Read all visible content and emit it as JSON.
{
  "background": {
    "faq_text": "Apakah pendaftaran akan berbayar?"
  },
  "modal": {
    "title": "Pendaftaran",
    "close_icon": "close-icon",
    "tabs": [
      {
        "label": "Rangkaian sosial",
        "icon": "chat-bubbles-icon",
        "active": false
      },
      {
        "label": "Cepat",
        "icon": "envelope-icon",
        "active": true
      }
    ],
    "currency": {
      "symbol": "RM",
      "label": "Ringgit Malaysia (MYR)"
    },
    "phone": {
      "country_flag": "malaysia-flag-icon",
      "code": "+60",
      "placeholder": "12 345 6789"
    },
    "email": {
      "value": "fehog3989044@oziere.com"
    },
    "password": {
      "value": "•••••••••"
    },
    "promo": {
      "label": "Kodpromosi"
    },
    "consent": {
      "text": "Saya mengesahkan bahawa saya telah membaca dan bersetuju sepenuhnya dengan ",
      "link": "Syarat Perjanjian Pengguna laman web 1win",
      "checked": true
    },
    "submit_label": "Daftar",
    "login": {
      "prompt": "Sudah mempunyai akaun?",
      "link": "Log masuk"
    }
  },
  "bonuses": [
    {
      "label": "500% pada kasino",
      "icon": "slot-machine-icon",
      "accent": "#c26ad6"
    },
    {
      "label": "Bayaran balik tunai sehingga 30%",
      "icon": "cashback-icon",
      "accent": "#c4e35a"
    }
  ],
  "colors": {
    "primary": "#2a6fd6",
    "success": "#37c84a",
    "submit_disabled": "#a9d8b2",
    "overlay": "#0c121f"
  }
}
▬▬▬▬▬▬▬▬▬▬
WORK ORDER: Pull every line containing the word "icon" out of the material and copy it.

SOLUTION TO THIS PROBLEM:
    "close_icon": "close-icon",
        "icon": "chat-bubbles-icon",
        "icon": "envelope-icon",
      "country_flag": "malaysia-flag-icon",
      "icon": "slot-machine-icon",
      "icon": "cashback-icon",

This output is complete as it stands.